About this exercise: Within this material, find every line where the string "true" appears, and copy it out.

════

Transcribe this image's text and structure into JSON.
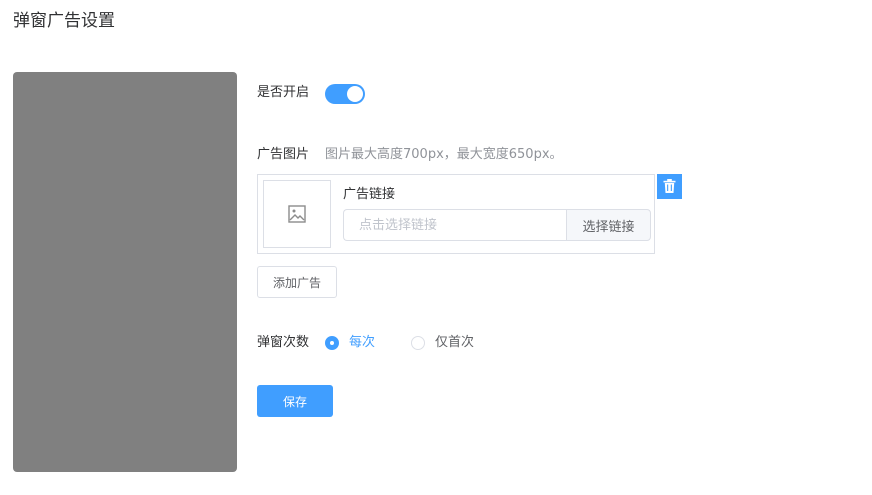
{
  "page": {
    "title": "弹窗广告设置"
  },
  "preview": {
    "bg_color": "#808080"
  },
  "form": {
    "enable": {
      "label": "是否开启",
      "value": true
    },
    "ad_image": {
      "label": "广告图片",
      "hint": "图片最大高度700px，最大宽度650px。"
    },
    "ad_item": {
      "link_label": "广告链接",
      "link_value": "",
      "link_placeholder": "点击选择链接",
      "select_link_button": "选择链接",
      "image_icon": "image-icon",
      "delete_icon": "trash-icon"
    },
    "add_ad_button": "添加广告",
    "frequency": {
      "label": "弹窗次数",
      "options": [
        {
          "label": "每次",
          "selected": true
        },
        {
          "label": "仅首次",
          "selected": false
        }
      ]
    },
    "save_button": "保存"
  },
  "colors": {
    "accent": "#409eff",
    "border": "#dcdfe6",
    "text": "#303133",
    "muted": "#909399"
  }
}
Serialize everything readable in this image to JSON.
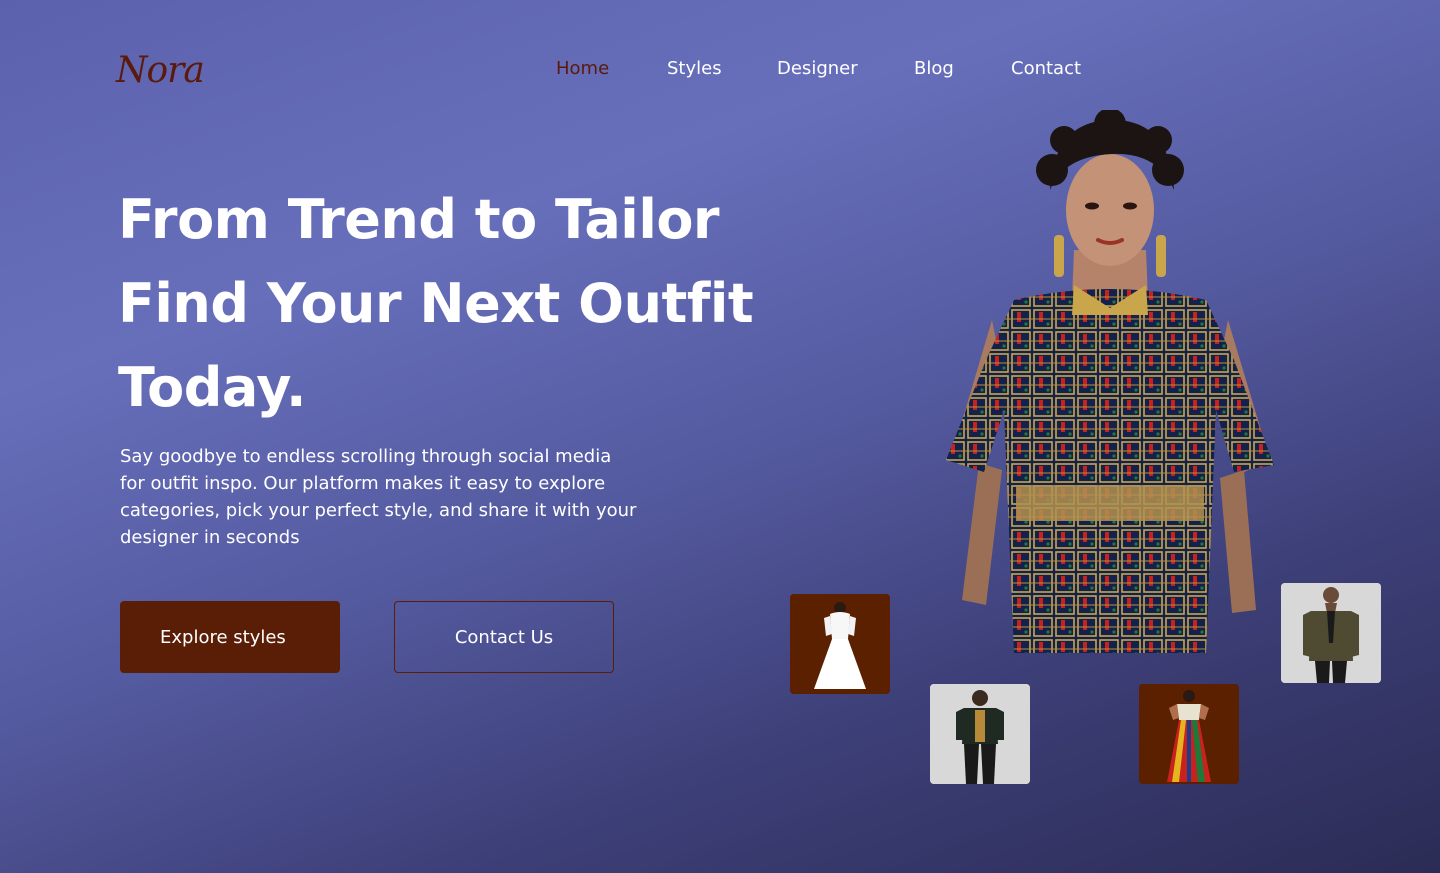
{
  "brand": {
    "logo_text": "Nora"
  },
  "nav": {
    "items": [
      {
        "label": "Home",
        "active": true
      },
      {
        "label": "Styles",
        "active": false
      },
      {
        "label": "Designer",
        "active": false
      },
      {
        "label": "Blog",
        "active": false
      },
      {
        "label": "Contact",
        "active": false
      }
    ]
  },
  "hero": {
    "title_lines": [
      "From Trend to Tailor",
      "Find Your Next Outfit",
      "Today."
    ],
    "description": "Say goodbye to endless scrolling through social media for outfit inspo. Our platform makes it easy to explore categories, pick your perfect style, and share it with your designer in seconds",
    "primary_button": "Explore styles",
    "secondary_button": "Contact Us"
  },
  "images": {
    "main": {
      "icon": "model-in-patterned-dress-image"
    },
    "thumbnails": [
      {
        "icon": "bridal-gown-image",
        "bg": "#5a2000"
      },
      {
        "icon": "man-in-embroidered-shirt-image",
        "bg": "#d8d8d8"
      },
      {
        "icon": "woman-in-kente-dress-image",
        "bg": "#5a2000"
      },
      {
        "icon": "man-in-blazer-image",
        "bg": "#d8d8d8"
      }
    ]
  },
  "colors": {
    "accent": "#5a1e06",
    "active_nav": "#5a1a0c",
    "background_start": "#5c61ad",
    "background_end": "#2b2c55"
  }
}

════

Problem solution:
      "value": true
          "selected": true
        "active": true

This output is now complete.